During the meetings management also explained the potential impact on business if production did not restart. Following the meeting we contacted the HSENI directly by telephone, detailed the progress made, control measures in place and communications with staff.
The HSENI were very supportive and complimentary of the measures the company had taken and explained that they were inundated with calls / complaints from employees from companies throughout Northern Ireland regarding the proposed re-opening of their work activities.
Following the telephone conversation it was agreed that we would produce a report and site specific risk assessment for the HSENI detailing the measures taken on site to ensure compliance with the advice / guidance provided by the various Government Agencies- this report and associated risk assessment was forwarded to the HSENI within 24 hours.
To ensure the company was fully supported in all aspects of the re-opening we liaised with all shifts prior to the commencement of works, including night shift staff, assisting management with the answering of any queries raised, and we are pleased to announce that the company has now re-opened and is manufacturing as planned.
Case Study 2: Global Manufacturing Company
The client is a medium sized manufacturing company employing over 300 employees in a range of administrative, production and maintenance roles. The company was coming under intense pressure to close from concerned employees, Trade Union representatives, and local politicians
The Health & Safety Executive for Northern Ireland (HSENI) and the Public Health Agency had also been contacted by employees; they liaised with the company in relation to the activities taking place on site and the control measures in place.
The company services a global supply chain and failure to meet customer demands would have undoubtedly resulted in a loss of customer confidence and potentially future business.
The client contacted us for assistance, we attended site, reviewed current practices, identified additional control measures that should be introduced, liaised with staff, completed a site specific Covid-19 risk assessment, formulated a report detailing the company strategy to ensure compliance going forward which was provided to both the Health & Safety Executive Northern Ireland and the Public Health Agency for review.
Within 24 hours both the HSENI and the Public Health Agency contacted the company, stating that they were happy for the company to continue manufacturing based on the documentation provided and the new control measures introduced.
The control measures introduced were cost effective, and easy to apply, with personal hygiene and social distancing within the workplace key factors in ensuring compliance with the advice / guidance provided by the respective Government Agencies.
These are difficult times, certainly unprecedented in our lifetime; companies have many challenges in the months and years ahead, with no established road maps from previous experiences as to how to do so.
Once such challenge is the re-opening of the business in compliance with the advice / guidance provided by the respective Government Agencies. Thankfully following the work we have completed in recent weeks assisting clients with such matters we now have a clear understanding of the safe methods to adopt, and can use this experience to assist your business with re-opening in a safe and efficient manner.

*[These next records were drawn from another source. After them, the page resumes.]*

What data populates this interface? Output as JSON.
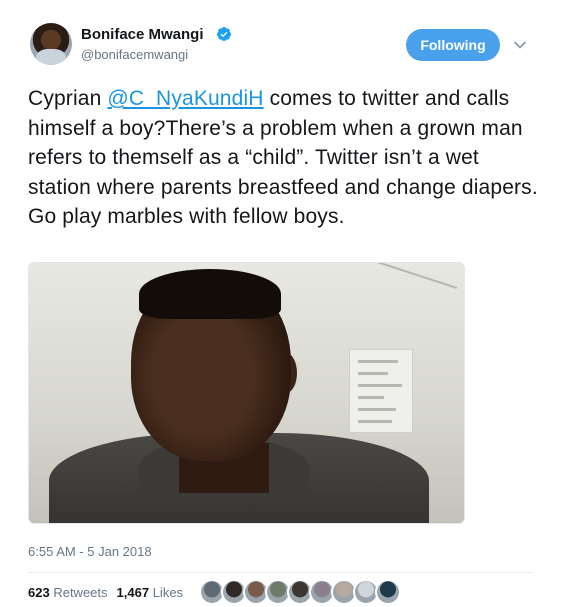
{
  "author": {
    "name": "Boniface Mwangi",
    "handle": "@bonifacemwangi",
    "verified": true
  },
  "follow_button": {
    "label": "Following"
  },
  "tweet": {
    "text_before": "Cyprian ",
    "mention": "@C_NyaKundiH",
    "text_after": " comes to twitter and calls himself a boy?There’s a problem when a grown man refers to themself as a “child”. Twitter isn’t a wet station where parents breastfeed and change diapers. Go play marbles with fellow boys."
  },
  "timestamp": "6:55 AM - 5 Jan 2018",
  "stats": {
    "retweets_count": "623",
    "retweets_label": "Retweets",
    "likes_count": "1,467",
    "likes_label": "Likes"
  },
  "liker_avatars": [
    "#5d6a74",
    "#2f2a28",
    "#7a5a48",
    "#6e7b6a",
    "#3c3530",
    "#8a7f8c",
    "#b7a9a0",
    "#cfd6db",
    "#1e3a4a"
  ],
  "colors": {
    "accent": "#1b95e0",
    "follow_bg": "#4aa1eb",
    "verified": "#1da1f2",
    "muted": "#657786"
  },
  "icons": {
    "verified": "verified-badge-icon",
    "menu": "chevron-down-icon"
  }
}
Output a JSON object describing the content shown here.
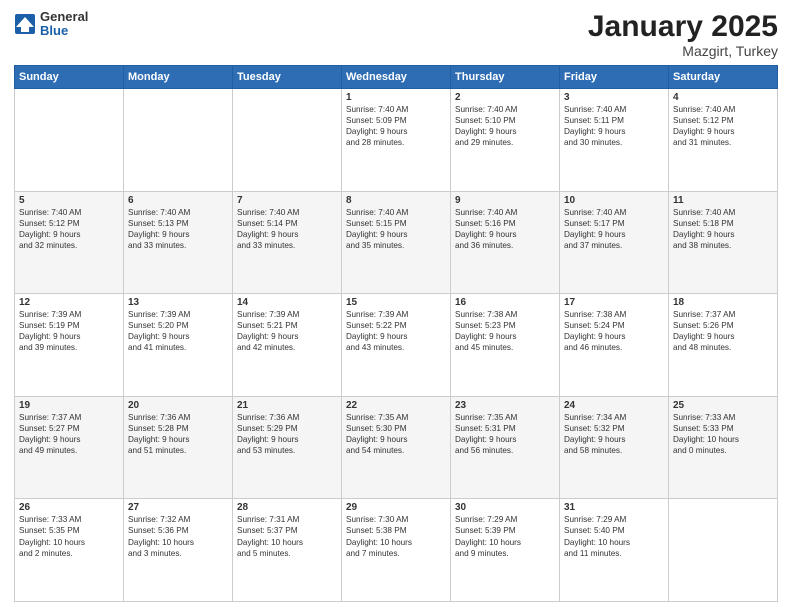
{
  "header": {
    "logo": {
      "general": "General",
      "blue": "Blue"
    },
    "title": "January 2025",
    "location": "Mazgirt, Turkey"
  },
  "days_of_week": [
    "Sunday",
    "Monday",
    "Tuesday",
    "Wednesday",
    "Thursday",
    "Friday",
    "Saturday"
  ],
  "weeks": [
    [
      {
        "day": "",
        "content": ""
      },
      {
        "day": "",
        "content": ""
      },
      {
        "day": "",
        "content": ""
      },
      {
        "day": "1",
        "content": "Sunrise: 7:40 AM\nSunset: 5:09 PM\nDaylight: 9 hours\nand 28 minutes."
      },
      {
        "day": "2",
        "content": "Sunrise: 7:40 AM\nSunset: 5:10 PM\nDaylight: 9 hours\nand 29 minutes."
      },
      {
        "day": "3",
        "content": "Sunrise: 7:40 AM\nSunset: 5:11 PM\nDaylight: 9 hours\nand 30 minutes."
      },
      {
        "day": "4",
        "content": "Sunrise: 7:40 AM\nSunset: 5:12 PM\nDaylight: 9 hours\nand 31 minutes."
      }
    ],
    [
      {
        "day": "5",
        "content": "Sunrise: 7:40 AM\nSunset: 5:12 PM\nDaylight: 9 hours\nand 32 minutes."
      },
      {
        "day": "6",
        "content": "Sunrise: 7:40 AM\nSunset: 5:13 PM\nDaylight: 9 hours\nand 33 minutes."
      },
      {
        "day": "7",
        "content": "Sunrise: 7:40 AM\nSunset: 5:14 PM\nDaylight: 9 hours\nand 33 minutes."
      },
      {
        "day": "8",
        "content": "Sunrise: 7:40 AM\nSunset: 5:15 PM\nDaylight: 9 hours\nand 35 minutes."
      },
      {
        "day": "9",
        "content": "Sunrise: 7:40 AM\nSunset: 5:16 PM\nDaylight: 9 hours\nand 36 minutes."
      },
      {
        "day": "10",
        "content": "Sunrise: 7:40 AM\nSunset: 5:17 PM\nDaylight: 9 hours\nand 37 minutes."
      },
      {
        "day": "11",
        "content": "Sunrise: 7:40 AM\nSunset: 5:18 PM\nDaylight: 9 hours\nand 38 minutes."
      }
    ],
    [
      {
        "day": "12",
        "content": "Sunrise: 7:39 AM\nSunset: 5:19 PM\nDaylight: 9 hours\nand 39 minutes."
      },
      {
        "day": "13",
        "content": "Sunrise: 7:39 AM\nSunset: 5:20 PM\nDaylight: 9 hours\nand 41 minutes."
      },
      {
        "day": "14",
        "content": "Sunrise: 7:39 AM\nSunset: 5:21 PM\nDaylight: 9 hours\nand 42 minutes."
      },
      {
        "day": "15",
        "content": "Sunrise: 7:39 AM\nSunset: 5:22 PM\nDaylight: 9 hours\nand 43 minutes."
      },
      {
        "day": "16",
        "content": "Sunrise: 7:38 AM\nSunset: 5:23 PM\nDaylight: 9 hours\nand 45 minutes."
      },
      {
        "day": "17",
        "content": "Sunrise: 7:38 AM\nSunset: 5:24 PM\nDaylight: 9 hours\nand 46 minutes."
      },
      {
        "day": "18",
        "content": "Sunrise: 7:37 AM\nSunset: 5:26 PM\nDaylight: 9 hours\nand 48 minutes."
      }
    ],
    [
      {
        "day": "19",
        "content": "Sunrise: 7:37 AM\nSunset: 5:27 PM\nDaylight: 9 hours\nand 49 minutes."
      },
      {
        "day": "20",
        "content": "Sunrise: 7:36 AM\nSunset: 5:28 PM\nDaylight: 9 hours\nand 51 minutes."
      },
      {
        "day": "21",
        "content": "Sunrise: 7:36 AM\nSunset: 5:29 PM\nDaylight: 9 hours\nand 53 minutes."
      },
      {
        "day": "22",
        "content": "Sunrise: 7:35 AM\nSunset: 5:30 PM\nDaylight: 9 hours\nand 54 minutes."
      },
      {
        "day": "23",
        "content": "Sunrise: 7:35 AM\nSunset: 5:31 PM\nDaylight: 9 hours\nand 56 minutes."
      },
      {
        "day": "24",
        "content": "Sunrise: 7:34 AM\nSunset: 5:32 PM\nDaylight: 9 hours\nand 58 minutes."
      },
      {
        "day": "25",
        "content": "Sunrise: 7:33 AM\nSunset: 5:33 PM\nDaylight: 10 hours\nand 0 minutes."
      }
    ],
    [
      {
        "day": "26",
        "content": "Sunrise: 7:33 AM\nSunset: 5:35 PM\nDaylight: 10 hours\nand 2 minutes."
      },
      {
        "day": "27",
        "content": "Sunrise: 7:32 AM\nSunset: 5:36 PM\nDaylight: 10 hours\nand 3 minutes."
      },
      {
        "day": "28",
        "content": "Sunrise: 7:31 AM\nSunset: 5:37 PM\nDaylight: 10 hours\nand 5 minutes."
      },
      {
        "day": "29",
        "content": "Sunrise: 7:30 AM\nSunset: 5:38 PM\nDaylight: 10 hours\nand 7 minutes."
      },
      {
        "day": "30",
        "content": "Sunrise: 7:29 AM\nSunset: 5:39 PM\nDaylight: 10 hours\nand 9 minutes."
      },
      {
        "day": "31",
        "content": "Sunrise: 7:29 AM\nSunset: 5:40 PM\nDaylight: 10 hours\nand 11 minutes."
      },
      {
        "day": "",
        "content": ""
      }
    ]
  ]
}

Click on the button below to see how we assisted a company to return from Furlough.Testimonial - Northern Ireland Plastics Ltd